• [Problem requirements] In the listing below, locate the lines that hold "this" and copy them.

• [Given data]

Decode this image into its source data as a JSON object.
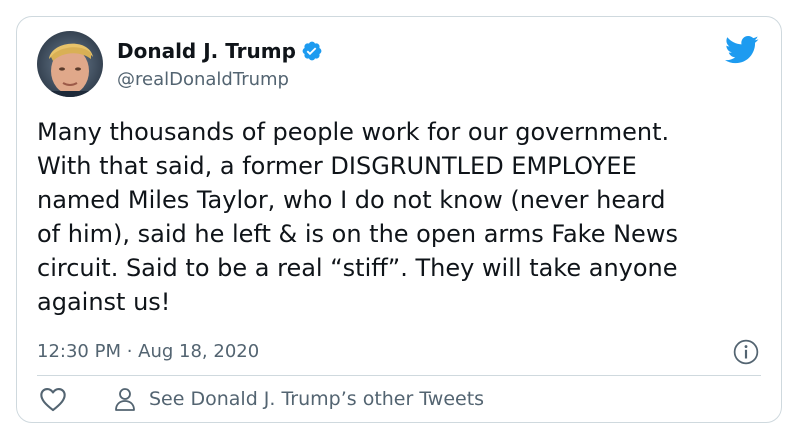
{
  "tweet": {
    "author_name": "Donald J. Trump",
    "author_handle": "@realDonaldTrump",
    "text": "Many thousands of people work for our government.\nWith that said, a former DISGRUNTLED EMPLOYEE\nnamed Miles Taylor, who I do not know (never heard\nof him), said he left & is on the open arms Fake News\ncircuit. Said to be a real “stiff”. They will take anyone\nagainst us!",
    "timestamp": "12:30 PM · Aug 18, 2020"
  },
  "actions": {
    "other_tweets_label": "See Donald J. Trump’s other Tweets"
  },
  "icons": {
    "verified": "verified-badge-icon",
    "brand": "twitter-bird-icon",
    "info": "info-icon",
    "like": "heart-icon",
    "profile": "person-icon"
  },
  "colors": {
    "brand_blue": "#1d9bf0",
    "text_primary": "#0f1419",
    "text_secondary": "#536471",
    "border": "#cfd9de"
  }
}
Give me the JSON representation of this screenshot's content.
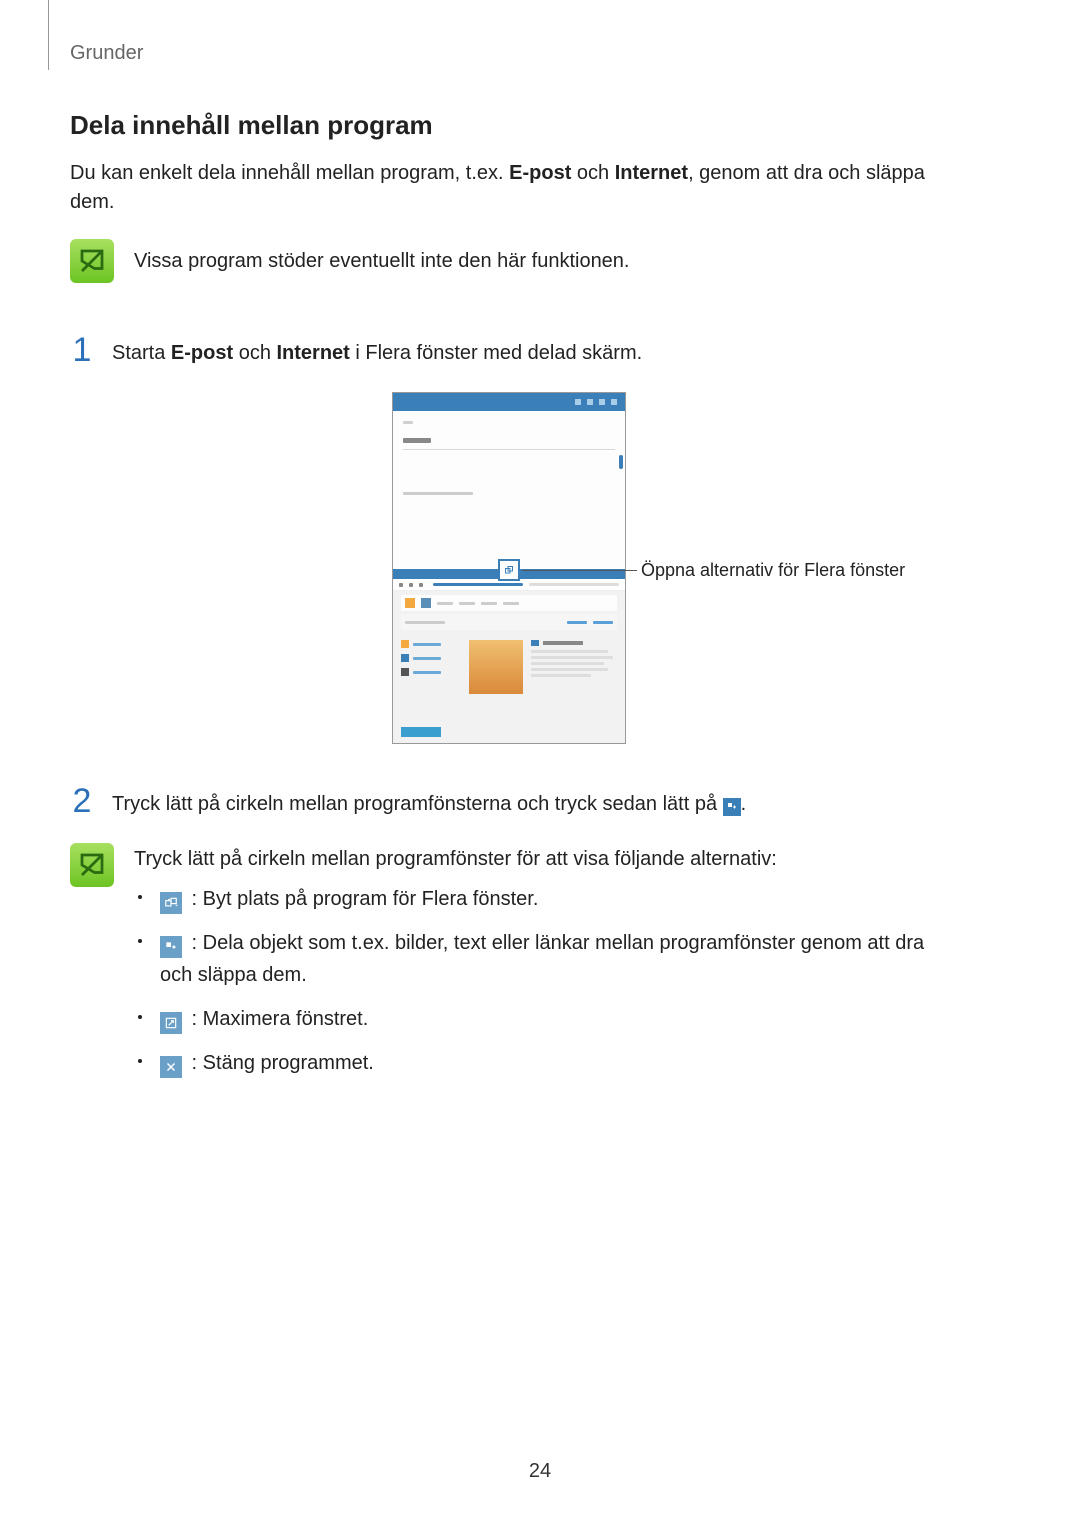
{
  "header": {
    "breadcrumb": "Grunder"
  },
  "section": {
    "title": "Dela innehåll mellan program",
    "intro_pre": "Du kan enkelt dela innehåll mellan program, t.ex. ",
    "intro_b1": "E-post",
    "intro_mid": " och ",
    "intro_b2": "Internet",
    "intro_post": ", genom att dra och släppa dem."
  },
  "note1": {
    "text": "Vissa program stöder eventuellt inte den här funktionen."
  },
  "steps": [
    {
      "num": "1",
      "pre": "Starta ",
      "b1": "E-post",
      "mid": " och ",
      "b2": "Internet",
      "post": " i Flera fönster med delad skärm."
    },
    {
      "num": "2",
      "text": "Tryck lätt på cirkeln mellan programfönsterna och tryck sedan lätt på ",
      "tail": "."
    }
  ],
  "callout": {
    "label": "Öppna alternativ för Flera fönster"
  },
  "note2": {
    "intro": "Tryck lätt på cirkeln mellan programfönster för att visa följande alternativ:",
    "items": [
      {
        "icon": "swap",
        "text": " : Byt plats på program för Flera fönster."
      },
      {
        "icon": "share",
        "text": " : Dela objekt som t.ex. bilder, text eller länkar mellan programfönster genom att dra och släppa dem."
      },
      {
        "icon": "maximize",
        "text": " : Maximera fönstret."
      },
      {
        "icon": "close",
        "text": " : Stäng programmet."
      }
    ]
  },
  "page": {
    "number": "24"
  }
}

• [Exercise solution]
Decode this image into its source data as a JSON object.
Give me the JSON representation of this screenshot's content.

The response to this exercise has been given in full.